- Exercise
Among the entries, which lines carry the string "icon"? Copy every one.

- Information supplied
= = = =
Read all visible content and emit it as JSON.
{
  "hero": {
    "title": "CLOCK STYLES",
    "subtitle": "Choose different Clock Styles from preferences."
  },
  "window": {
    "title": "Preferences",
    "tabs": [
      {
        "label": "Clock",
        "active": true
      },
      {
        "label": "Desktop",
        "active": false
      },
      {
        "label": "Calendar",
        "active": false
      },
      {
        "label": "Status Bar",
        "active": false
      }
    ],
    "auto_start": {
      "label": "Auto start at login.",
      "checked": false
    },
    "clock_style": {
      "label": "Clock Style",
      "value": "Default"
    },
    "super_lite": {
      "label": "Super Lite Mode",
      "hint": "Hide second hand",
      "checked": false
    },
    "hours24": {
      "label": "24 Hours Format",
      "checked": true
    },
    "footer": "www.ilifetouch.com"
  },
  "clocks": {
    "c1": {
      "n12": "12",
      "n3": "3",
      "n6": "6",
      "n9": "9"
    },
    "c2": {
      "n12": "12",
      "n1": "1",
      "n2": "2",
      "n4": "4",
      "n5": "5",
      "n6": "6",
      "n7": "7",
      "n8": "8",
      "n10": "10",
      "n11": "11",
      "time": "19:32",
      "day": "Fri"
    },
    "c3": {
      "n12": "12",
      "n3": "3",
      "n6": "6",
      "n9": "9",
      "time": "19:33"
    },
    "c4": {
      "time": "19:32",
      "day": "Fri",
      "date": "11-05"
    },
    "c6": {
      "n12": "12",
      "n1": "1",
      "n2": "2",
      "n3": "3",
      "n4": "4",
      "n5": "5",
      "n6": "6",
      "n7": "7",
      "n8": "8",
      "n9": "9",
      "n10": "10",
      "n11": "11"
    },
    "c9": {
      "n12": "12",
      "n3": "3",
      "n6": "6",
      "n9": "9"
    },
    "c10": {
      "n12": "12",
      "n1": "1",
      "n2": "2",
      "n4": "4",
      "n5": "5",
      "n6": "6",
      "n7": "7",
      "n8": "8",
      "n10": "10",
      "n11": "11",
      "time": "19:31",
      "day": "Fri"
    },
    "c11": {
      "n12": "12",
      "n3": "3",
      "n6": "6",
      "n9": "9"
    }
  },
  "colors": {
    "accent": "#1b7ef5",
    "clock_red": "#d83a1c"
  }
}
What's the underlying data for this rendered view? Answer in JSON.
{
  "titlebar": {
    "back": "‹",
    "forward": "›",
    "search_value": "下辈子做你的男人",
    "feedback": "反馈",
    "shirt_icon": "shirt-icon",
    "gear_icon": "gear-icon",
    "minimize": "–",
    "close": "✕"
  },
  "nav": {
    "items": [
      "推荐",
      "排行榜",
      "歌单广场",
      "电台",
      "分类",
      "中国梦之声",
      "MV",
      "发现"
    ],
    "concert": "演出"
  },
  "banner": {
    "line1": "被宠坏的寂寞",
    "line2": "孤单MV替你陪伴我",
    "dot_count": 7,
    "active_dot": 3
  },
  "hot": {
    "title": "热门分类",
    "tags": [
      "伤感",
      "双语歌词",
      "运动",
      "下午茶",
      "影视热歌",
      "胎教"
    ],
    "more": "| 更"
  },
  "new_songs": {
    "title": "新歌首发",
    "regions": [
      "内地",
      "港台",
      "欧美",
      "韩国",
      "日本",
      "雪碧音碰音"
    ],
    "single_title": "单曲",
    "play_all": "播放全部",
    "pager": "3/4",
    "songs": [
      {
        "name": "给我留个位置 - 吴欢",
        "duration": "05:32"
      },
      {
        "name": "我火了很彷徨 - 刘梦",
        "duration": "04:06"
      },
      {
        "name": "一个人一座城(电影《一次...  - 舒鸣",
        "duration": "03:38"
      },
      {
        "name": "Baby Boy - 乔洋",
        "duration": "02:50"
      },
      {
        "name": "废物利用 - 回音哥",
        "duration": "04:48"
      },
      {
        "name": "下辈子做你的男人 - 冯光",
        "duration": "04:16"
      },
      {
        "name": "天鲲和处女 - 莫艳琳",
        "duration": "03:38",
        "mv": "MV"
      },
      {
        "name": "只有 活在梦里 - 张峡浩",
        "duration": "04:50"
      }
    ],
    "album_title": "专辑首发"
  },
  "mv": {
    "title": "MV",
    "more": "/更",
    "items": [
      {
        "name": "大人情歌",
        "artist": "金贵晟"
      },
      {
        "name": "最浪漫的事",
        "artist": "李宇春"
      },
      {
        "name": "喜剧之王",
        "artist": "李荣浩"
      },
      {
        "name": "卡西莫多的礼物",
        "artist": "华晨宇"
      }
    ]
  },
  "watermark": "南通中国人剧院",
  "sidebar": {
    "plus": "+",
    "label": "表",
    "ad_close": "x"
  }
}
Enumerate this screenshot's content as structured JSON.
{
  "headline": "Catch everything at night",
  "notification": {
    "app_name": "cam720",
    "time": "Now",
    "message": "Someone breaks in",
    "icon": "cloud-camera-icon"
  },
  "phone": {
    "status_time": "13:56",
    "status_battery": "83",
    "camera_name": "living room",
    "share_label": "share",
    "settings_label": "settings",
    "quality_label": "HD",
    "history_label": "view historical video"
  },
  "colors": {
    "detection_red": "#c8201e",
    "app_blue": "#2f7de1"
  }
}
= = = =
- Solved problem
    "shirt_icon": "shirt-icon",
    "gear_icon": "gear-icon",
    "icon": "cloud-camera-icon"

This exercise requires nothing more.